The game uses Super Rewards, a company that manages virtual currency for social media-based gaming platforms. Players can turn on Twitter-based advertising to play the game -- but they can also pay $10 or more for a whole lot of Respect (Points) up front.
Super Rewards founder, Jason Bailey, says some players have spent thousands of dollars on the virtual currency, according to the Associated Press.
Mobile payments may make the whole scenario easier for smaller companies, especially those in the mobile and social media arenas.
Either way, though, for a startup, riding the coattails of a larger company has huge value. In the gaming area, it’s even more important because of the ability to tap into a large, already-established audience.
One example is Mark Pincus's social gaming startup Zynga, which makes multiplayer games like the popular Texas Hold'em for social networks Facebook and MySpace.

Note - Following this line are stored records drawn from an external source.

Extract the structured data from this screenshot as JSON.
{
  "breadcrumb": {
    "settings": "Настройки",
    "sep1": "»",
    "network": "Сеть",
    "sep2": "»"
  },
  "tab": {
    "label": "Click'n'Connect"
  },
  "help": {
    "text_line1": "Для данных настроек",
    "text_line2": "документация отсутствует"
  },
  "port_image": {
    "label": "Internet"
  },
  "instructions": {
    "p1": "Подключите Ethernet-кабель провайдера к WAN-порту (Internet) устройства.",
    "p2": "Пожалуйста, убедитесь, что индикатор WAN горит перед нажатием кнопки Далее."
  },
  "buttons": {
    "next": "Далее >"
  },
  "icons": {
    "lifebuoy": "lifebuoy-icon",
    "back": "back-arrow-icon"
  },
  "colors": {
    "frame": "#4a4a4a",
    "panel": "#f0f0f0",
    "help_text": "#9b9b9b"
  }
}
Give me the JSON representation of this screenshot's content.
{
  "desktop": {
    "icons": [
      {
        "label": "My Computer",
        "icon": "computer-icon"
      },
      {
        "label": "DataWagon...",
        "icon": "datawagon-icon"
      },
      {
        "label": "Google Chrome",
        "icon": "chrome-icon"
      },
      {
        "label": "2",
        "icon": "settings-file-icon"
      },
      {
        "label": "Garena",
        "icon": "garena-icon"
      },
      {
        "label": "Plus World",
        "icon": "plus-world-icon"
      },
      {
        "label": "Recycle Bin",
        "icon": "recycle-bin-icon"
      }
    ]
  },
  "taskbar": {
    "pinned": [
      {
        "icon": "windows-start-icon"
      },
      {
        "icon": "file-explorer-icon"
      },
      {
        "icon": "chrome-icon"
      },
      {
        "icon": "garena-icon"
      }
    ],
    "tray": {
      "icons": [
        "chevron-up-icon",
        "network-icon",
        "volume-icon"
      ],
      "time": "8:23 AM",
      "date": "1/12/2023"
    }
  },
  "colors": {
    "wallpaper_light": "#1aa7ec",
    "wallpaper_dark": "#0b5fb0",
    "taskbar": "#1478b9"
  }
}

BusinessWeek recently reported the startup has annual sales of “about $100 million.” Most of that loot comes from "the 2% to 10% of users who pay $1 an hour to play premium games or buy virtual goods."